The Leonid meteor shower peaks today. Its parent comet taught us where meteor showers come from.
Every year, as Earth regularly orbits the Sun, meteor showers repeatedly recur.
August’s Perseids and December’s Geminids are annually spectacular, but November’s Leonids have more astronomical importance.
In contrast to their typically modest show, the Leonid display is spectacular every 33¼ years.
In 1833, the Leonids caused a meteor storm worldwide, producing 1,000+ meteors-per-hour.
For each of the next 32 years, they were quiet, but then exploded once again in 1866.
British Astronomer John Couch Adams, famous for almost (but not quite) discovering Neptune, had a three-part idea.
1.) What we observe as “shooting stars” or meteors are small, fast-moving dust grains burning up in our atmosphere.
2.) Meteor showers recur annually when Earth passes through each dusty debris stream.
3.) Every debris stream is spread-out, but has a point of maximum density, corresponding to meteor storms.
His idea was speculative, but provable, assuming he could find the parent body.
His experience calculating orbits while searching for Neptune proved indispensible, deriving a Uranus-crossing, 33¼ year orbit for the Leonids.
It matched the newly discovered Comet Tempel-Tuttle almost exactly, ushering in the meteor shower-comet connection.
The Leonids peak tonight, marking 153 years of humanity knowing the cause of these celestial fireworks.
Mostly Mute Monday tells an astronomical story in images, visuals, and no more than 200 words.

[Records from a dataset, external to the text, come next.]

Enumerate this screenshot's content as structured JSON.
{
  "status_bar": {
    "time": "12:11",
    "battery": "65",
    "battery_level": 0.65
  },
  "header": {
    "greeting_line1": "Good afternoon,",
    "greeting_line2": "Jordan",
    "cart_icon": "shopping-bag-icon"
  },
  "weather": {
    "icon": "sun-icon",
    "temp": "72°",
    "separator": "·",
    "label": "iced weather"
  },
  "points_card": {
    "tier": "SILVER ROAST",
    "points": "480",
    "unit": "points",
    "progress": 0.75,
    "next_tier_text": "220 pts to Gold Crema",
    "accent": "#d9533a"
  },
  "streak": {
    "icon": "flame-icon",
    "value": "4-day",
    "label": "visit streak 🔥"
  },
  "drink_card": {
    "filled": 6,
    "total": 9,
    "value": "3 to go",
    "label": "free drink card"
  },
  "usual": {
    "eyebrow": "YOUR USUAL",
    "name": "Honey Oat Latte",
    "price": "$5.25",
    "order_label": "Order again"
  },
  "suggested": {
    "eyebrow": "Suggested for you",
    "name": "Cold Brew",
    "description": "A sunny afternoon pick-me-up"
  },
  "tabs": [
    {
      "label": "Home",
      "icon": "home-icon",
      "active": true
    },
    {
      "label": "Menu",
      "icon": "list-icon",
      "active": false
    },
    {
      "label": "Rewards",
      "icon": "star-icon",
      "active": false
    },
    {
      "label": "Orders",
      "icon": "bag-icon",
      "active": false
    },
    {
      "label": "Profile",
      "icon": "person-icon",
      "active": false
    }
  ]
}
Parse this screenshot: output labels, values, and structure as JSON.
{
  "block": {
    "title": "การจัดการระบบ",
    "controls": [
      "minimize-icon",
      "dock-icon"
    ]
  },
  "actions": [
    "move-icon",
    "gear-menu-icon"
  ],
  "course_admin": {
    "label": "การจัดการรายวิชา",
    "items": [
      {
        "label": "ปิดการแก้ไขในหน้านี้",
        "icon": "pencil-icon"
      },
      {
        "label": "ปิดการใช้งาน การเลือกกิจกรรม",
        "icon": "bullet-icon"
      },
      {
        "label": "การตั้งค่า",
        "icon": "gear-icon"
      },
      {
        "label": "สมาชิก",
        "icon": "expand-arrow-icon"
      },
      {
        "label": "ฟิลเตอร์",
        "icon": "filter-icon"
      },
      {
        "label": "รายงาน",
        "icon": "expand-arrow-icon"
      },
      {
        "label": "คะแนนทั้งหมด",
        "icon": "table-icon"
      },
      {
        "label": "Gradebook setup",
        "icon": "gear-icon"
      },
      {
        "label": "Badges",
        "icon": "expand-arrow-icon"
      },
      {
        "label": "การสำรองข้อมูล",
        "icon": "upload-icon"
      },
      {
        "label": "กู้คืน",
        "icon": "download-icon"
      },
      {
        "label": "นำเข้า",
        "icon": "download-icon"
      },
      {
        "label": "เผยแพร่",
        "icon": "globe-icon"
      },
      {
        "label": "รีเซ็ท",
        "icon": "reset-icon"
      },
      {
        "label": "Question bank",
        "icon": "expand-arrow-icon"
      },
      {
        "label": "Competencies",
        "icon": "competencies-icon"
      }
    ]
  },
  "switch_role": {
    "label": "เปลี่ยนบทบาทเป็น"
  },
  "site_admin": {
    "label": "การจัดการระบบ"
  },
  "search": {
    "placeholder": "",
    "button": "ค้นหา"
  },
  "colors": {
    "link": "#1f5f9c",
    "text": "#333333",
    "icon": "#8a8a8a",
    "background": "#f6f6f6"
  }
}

Talk less; smile more.
Ethan Siegel is the author of Beyond the Galaxy and Treknology. You can pre-order his third book, currently in development: the Encyclopaedia Cosmologica.